This episode is the second of a two-part series covering ground-ups and their contributions in Singapore. If you’ve not heard the first part about the emergence and impact of ground-ups, be sure to listen to that before coming back to this. With Jen Goh of The Majurity Trust and Dr. Adrian Chan of Acerpacer Consulting, we previously discussed the value of start-ups, the emergence of new activators, and the challenges of funding, time, and contacts.
Today, we finish up our conversation on funding before exploring recommendations and the building of synchronicity among ground-ups and communities of ground-up communities. As a reminder, Jen is part of the philanthropy and community building team at The Majurity Trust. Dr. Chan is an independent scientist-practitioner and the director of Acerpacer Consulting.
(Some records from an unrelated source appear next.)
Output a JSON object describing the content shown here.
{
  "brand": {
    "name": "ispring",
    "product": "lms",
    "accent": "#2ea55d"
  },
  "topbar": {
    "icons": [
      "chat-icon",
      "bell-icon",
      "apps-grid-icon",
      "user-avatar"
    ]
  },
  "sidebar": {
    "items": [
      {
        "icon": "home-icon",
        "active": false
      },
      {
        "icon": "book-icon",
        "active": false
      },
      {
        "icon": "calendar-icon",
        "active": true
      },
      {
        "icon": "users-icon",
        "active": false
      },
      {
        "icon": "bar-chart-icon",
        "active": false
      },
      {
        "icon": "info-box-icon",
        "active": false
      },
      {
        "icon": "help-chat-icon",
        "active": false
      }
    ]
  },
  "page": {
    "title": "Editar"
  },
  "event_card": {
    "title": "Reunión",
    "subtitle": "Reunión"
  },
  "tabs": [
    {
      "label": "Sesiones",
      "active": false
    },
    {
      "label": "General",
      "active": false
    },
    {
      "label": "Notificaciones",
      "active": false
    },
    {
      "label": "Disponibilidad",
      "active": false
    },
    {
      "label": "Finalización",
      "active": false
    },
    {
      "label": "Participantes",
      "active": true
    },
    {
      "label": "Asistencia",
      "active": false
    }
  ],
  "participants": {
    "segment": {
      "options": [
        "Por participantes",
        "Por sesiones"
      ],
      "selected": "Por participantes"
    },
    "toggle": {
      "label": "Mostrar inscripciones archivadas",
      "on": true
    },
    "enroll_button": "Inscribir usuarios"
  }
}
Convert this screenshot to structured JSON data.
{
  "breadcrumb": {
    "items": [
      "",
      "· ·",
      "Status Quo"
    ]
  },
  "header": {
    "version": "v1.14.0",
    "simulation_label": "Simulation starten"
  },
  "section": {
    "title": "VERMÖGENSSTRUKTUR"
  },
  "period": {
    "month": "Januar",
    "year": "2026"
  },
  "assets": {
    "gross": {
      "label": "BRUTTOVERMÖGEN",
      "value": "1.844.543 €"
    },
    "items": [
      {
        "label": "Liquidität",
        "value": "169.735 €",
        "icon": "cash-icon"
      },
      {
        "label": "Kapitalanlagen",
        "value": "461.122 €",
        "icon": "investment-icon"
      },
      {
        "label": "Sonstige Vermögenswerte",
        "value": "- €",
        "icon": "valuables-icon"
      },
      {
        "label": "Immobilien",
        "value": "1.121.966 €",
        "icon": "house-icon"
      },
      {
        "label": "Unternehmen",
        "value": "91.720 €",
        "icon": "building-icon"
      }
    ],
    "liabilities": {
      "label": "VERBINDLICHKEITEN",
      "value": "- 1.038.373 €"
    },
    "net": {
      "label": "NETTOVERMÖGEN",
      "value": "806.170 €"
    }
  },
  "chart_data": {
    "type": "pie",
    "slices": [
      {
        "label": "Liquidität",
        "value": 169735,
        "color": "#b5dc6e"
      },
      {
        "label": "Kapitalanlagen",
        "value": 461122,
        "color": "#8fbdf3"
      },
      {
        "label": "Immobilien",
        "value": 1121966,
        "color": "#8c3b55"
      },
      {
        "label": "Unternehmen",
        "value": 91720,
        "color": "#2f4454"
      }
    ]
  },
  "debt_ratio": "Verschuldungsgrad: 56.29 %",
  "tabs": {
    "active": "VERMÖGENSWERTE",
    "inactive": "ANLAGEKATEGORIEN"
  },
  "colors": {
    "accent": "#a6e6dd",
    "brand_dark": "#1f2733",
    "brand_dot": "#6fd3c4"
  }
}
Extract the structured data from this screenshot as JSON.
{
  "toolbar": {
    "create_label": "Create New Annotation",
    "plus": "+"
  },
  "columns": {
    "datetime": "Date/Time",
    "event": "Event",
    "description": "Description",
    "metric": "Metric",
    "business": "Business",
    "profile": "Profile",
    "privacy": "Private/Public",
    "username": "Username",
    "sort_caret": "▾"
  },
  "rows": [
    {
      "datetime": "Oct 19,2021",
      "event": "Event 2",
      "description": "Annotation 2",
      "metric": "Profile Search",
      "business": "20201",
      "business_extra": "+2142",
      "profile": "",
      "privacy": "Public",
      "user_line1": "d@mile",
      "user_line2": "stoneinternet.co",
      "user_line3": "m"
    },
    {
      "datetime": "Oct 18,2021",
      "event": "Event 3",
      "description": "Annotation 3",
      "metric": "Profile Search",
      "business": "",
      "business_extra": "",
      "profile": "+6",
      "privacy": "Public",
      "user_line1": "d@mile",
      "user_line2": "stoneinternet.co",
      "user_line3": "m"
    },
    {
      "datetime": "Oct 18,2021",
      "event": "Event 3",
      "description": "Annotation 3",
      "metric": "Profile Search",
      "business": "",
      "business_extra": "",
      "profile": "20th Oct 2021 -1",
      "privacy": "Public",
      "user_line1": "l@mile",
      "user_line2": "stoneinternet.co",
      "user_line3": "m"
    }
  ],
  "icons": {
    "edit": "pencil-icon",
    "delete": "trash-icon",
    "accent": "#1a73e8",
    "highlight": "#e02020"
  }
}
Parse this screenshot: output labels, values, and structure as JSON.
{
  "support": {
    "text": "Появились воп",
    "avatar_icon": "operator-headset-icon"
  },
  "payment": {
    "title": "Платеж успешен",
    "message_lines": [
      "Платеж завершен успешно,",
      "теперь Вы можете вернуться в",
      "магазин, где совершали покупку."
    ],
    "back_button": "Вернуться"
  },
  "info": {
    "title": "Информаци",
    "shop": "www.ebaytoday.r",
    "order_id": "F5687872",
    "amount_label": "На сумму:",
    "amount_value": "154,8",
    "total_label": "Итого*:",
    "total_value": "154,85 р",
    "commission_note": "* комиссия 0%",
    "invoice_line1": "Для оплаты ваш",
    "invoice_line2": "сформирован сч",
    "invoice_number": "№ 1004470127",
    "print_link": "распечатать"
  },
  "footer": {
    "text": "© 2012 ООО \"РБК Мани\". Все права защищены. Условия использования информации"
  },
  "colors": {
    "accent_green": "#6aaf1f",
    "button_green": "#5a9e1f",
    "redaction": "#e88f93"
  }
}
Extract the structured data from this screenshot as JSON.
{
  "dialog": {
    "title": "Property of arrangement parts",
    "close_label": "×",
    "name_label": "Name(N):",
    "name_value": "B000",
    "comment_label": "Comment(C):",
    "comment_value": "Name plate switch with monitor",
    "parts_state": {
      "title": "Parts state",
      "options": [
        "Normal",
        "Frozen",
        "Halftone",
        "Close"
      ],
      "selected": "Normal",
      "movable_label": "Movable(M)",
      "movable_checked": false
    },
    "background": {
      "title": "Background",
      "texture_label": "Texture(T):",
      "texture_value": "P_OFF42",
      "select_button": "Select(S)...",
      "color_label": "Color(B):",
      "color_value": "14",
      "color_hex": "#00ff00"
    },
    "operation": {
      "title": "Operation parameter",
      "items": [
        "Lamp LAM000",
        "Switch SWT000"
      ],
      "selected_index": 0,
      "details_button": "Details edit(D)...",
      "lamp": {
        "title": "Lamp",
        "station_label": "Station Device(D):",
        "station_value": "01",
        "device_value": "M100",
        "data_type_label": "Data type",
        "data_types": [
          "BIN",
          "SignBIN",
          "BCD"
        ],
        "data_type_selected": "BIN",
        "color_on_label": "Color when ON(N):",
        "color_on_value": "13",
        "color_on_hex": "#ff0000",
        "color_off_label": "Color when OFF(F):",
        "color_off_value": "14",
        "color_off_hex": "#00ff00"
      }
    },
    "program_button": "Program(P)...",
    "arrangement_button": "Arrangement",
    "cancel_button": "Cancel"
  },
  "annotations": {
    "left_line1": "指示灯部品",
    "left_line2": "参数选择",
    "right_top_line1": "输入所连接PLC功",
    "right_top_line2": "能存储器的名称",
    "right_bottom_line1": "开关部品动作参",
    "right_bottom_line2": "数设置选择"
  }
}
Through this platform, in the past year, we’ve heard from ground-up initiatives, community movements, as well as aggregators and intermediaries. In this two-part series, with Jen Goh and Dr. Adrian Chan, we go further by taking a deeper dive into ground-ups and their contributions in Singapore, focusing in particular on a recent research report published by philanthropic organisation The Majurity Trust. Today, we discuss definitions and value of start-ups, the emergence of new activators in the context of the COVID-19 pandemic, and finally the challenges of funding, time, and contacts.
Postdoctoral fellow Rayner Tan, at the Saw Swee Hock School of Public Health in the National University of Singapore, studies substance use, recovery from addiction, and trauma as risk factors for substance use disorders in Singapore. Because his research projects involve and centre on the community groups with whom he works, we talk about his community partnerships and the structural challenges communities face when trying to do research. We conclude on the importance of data and research advocacy in the country.
Focused on the relocation of Dakota Crescent residents to Cassia Crescent, “They Told Us to Move” (2019) by Ng Kok Hoe and the Cassia Resettlement Team (CRT) – a volunteer team founded in 2017 to help these residents settle into their new homes – is a powerful collection of resident and volunteer narratives, unfortunately let down by the uneven and seemingly disconnected academic contributions, especially in the final third of the book. In this vein, the book is both a testament to the strong resident-volunteer forged through the relocation, resettlement, and redevelopment process as well as to the challenges of drawing meaningful connections between developments on the ground and the work of academia to effectively translate research into practice or policy change.